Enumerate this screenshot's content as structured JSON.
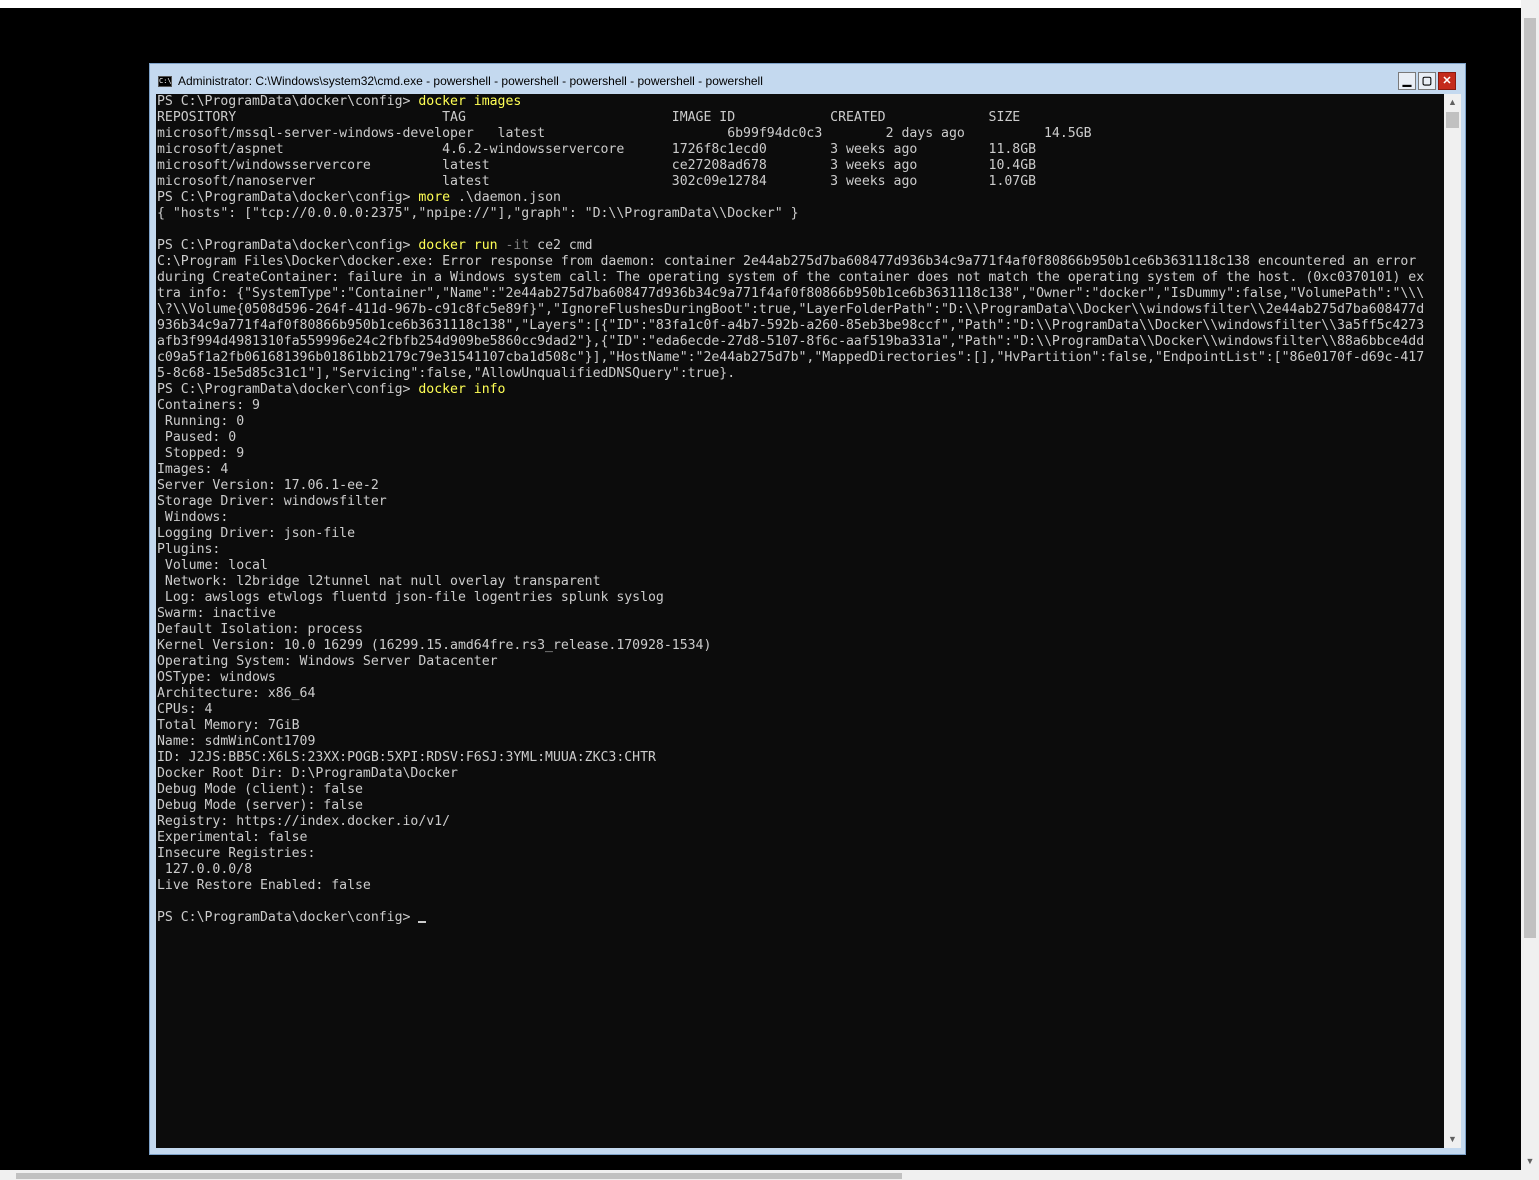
{
  "window": {
    "title": "Administrator: C:\\Windows\\system32\\cmd.exe - powershell - powershell - powershell - powershell - powershell",
    "icon": "cmd-icon",
    "controls": {
      "minimize": "minimize-icon",
      "maximize": "maximize-icon",
      "close": "close-icon"
    }
  },
  "console": {
    "prompt": "PS C:\\ProgramData\\docker\\config> ",
    "commands": {
      "images": "docker images",
      "more_cmd": "more",
      "more_arg": " .\\daemon.json",
      "run_cmd": "docker run",
      "run_flag": " -it",
      "run_arg": " ce2 cmd",
      "info": "docker info"
    },
    "images_output": [
      "REPOSITORY                          TAG                          IMAGE ID            CREATED             SIZE",
      "microsoft/mssql-server-windows-developer   latest                       6b99f94dc0c3        2 days ago          14.5GB",
      "microsoft/aspnet                    4.6.2-windowsservercore      1726f8c1ecd0        3 weeks ago         11.8GB",
      "microsoft/windowsservercore         latest                       ce27208ad678        3 weeks ago         10.4GB",
      "microsoft/nanoserver                latest                       302c09e12784        3 weeks ago         1.07GB"
    ],
    "daemon_output": [
      "{ \"hosts\": [\"tcp://0.0.0.0:2375\",\"npipe://\"],\"graph\": \"D:\\\\ProgramData\\\\Docker\" }",
      ""
    ],
    "run_output": [
      "C:\\Program Files\\Docker\\docker.exe: Error response from daemon: container 2e44ab275d7ba608477d936b34c9a771f4af0f80866b950b1ce6b3631118c138 encountered an error",
      "during CreateContainer: failure in a Windows system call: The operating system of the container does not match the operating system of the host. (0xc0370101) ex",
      "tra info: {\"SystemType\":\"Container\",\"Name\":\"2e44ab275d7ba608477d936b34c9a771f4af0f80866b950b1ce6b3631118c138\",\"Owner\":\"docker\",\"IsDummy\":false,\"VolumePath\":\"\\\\\\",
      "\\?\\\\Volume{0508d596-264f-411d-967b-c91c8fc5e89f}\",\"IgnoreFlushesDuringBoot\":true,\"LayerFolderPath\":\"D:\\\\ProgramData\\\\Docker\\\\windowsfilter\\\\2e44ab275d7ba608477d",
      "936b34c9a771f4af0f80866b950b1ce6b3631118c138\",\"Layers\":[{\"ID\":\"83fa1c0f-a4b7-592b-a260-85eb3be98ccf\",\"Path\":\"D:\\\\ProgramData\\\\Docker\\\\windowsfilter\\\\3a5ff5c4273",
      "afb3f994d4981310fa559996e24c2fbfb254d909be5860cc9dad2\"},{\"ID\":\"eda6ecde-27d8-5107-8f6c-aaf519ba331a\",\"Path\":\"D:\\\\ProgramData\\\\Docker\\\\windowsfilter\\\\88a6bbce4dd",
      "c09a5f1a2fb061681396b01861bb2179c79e31541107cba1d508c\"}],\"HostName\":\"2e44ab275d7b\",\"MappedDirectories\":[],\"HvPartition\":false,\"EndpointList\":[\"86e0170f-d69c-417",
      "5-8c68-15e5d85c31c1\"],\"Servicing\":false,\"AllowUnqualifiedDNSQuery\":true}."
    ],
    "info_output": [
      "Containers: 9",
      " Running: 0",
      " Paused: 0",
      " Stopped: 9",
      "Images: 4",
      "Server Version: 17.06.1-ee-2",
      "Storage Driver: windowsfilter",
      " Windows:",
      "Logging Driver: json-file",
      "Plugins:",
      " Volume: local",
      " Network: l2bridge l2tunnel nat null overlay transparent",
      " Log: awslogs etwlogs fluentd json-file logentries splunk syslog",
      "Swarm: inactive",
      "Default Isolation: process",
      "Kernel Version: 10.0 16299 (16299.15.amd64fre.rs3_release.170928-1534)",
      "Operating System: Windows Server Datacenter",
      "OSType: windows",
      "Architecture: x86_64",
      "CPUs: 4",
      "Total Memory: 7GiB",
      "Name: sdmWinCont1709",
      "ID: J2JS:BB5C:X6LS:23XX:POGB:5XPI:RDSV:F6SJ:3YML:MUUA:ZKC3:CHTR",
      "Docker Root Dir: D:\\ProgramData\\Docker",
      "Debug Mode (client): false",
      "Debug Mode (server): false",
      "Registry: https://index.docker.io/v1/",
      "Experimental: false",
      "Insecure Registries:",
      " 127.0.0.0/8",
      "Live Restore Enabled: false",
      ""
    ]
  },
  "scrollbar": {
    "up": "▲",
    "down": "▼"
  },
  "colors": {
    "console_bg": "#0c0c0c",
    "console_fg": "#cccccc",
    "command": "#ffff55",
    "flag": "#808080",
    "frame": "#c4d9ef",
    "close": "#c42b1c"
  }
}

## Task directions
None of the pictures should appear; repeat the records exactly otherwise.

## Answer to the problem
Enumerate this screenshot's content as structured JSON.
{
  "window": {
    "title": "Administrator: C:\\Windows\\system32\\cmd.exe - powershell - powershell - powershell - powershell - powershell",
    "icon": "cmd-icon",
    "controls": {
      "minimize": "minimize-icon",
      "maximize": "maximize-icon",
      "close": "close-icon"
    }
  },
  "console": {
    "prompt": "PS C:\\ProgramData\\docker\\config> ",
    "commands": {
      "images": "docker images",
      "more_cmd": "more",
      "more_arg": " .\\daemon.json",
      "run_cmd": "docker run",
      "run_flag": " -it",
      "run_arg": " ce2 cmd",
      "info": "docker info"
    },
    "images_output": [
      "REPOSITORY                          TAG                          IMAGE ID            CREATED             SIZE",
      "microsoft/mssql-server-windows-developer   latest                       6b99f94dc0c3        2 days ago          14.5GB",
      "microsoft/aspnet                    4.6.2-windowsservercore      1726f8c1ecd0        3 weeks ago         11.8GB",
      "microsoft/windowsservercore         latest                       ce27208ad678        3 weeks ago         10.4GB",
      "microsoft/nanoserver                latest                       302c09e12784        3 weeks ago         1.07GB"
    ],
    "daemon_output": [
      "{ \"hosts\": [\"tcp://0.0.0.0:2375\",\"npipe://\"],\"graph\": \"D:\\\\ProgramData\\\\Docker\" }",
      ""
    ],
    "run_output": [
      "C:\\Program Files\\Docker\\docker.exe: Error response from daemon: container 2e44ab275d7ba608477d936b34c9a771f4af0f80866b950b1ce6b3631118c138 encountered an error",
      "during CreateContainer: failure in a Windows system call: The operating system of the container does not match the operating system of the host. (0xc0370101) ex",
      "tra info: {\"SystemType\":\"Container\",\"Name\":\"2e44ab275d7ba608477d936b34c9a771f4af0f80866b950b1ce6b3631118c138\",\"Owner\":\"docker\",\"IsDummy\":false,\"VolumePath\":\"\\\\\\",
      "\\?\\\\Volume{0508d596-264f-411d-967b-c91c8fc5e89f}\",\"IgnoreFlushesDuringBoot\":true,\"LayerFolderPath\":\"D:\\\\ProgramData\\\\Docker\\\\windowsfilter\\\\2e44ab275d7ba608477d",
      "936b34c9a771f4af0f80866b950b1ce6b3631118c138\",\"Layers\":[{\"ID\":\"83fa1c0f-a4b7-592b-a260-85eb3be98ccf\",\"Path\":\"D:\\\\ProgramData\\\\Docker\\\\windowsfilter\\\\3a5ff5c4273",
      "afb3f994d4981310fa559996e24c2fbfb254d909be5860cc9dad2\"},{\"ID\":\"eda6ecde-27d8-5107-8f6c-aaf519ba331a\",\"Path\":\"D:\\\\ProgramData\\\\Docker\\\\windowsfilter\\\\88a6bbce4dd",
      "c09a5f1a2fb061681396b01861bb2179c79e31541107cba1d508c\"}],\"HostName\":\"2e44ab275d7b\",\"MappedDirectories\":[],\"HvPartition\":false,\"EndpointList\":[\"86e0170f-d69c-417",
      "5-8c68-15e5d85c31c1\"],\"Servicing\":false,\"AllowUnqualifiedDNSQuery\":true}."
    ],
    "info_output": [
      "Containers: 9",
      " Running: 0",
      " Paused: 0",
      " Stopped: 9",
      "Images: 4",
      "Server Version: 17.06.1-ee-2",
      "Storage Driver: windowsfilter",
      " Windows:",
      "Logging Driver: json-file",
      "Plugins:",
      " Volume: local",
      " Network: l2bridge l2tunnel nat null overlay transparent",
      " Log: awslogs etwlogs fluentd json-file logentries splunk syslog",
      "Swarm: inactive",
      "Default Isolation: process",
      "Kernel Version: 10.0 16299 (16299.15.amd64fre.rs3_release.170928-1534)",
      "Operating System: Windows Server Datacenter",
      "OSType: windows",
      "Architecture: x86_64",
      "CPUs: 4",
      "Total Memory: 7GiB",
      "Name: sdmWinCont1709",
      "ID: J2JS:BB5C:X6LS:23XX:POGB:5XPI:RDSV:F6SJ:3YML:MUUA:ZKC3:CHTR",
      "Docker Root Dir: D:\\ProgramData\\Docker",
      "Debug Mode (client): false",
      "Debug Mode (server): false",
      "Registry: https://index.docker.io/v1/",
      "Experimental: false",
      "Insecure Registries:",
      " 127.0.0.0/8",
      "Live Restore Enabled: false",
      ""
    ]
  },
  "scrollbar": {
    "up": "▲",
    "down": "▼"
  },
  "colors": {
    "console_bg": "#0c0c0c",
    "console_fg": "#cccccc",
    "command": "#ffff55",
    "flag": "#808080",
    "frame": "#c4d9ef",
    "close": "#c42b1c"
  }
}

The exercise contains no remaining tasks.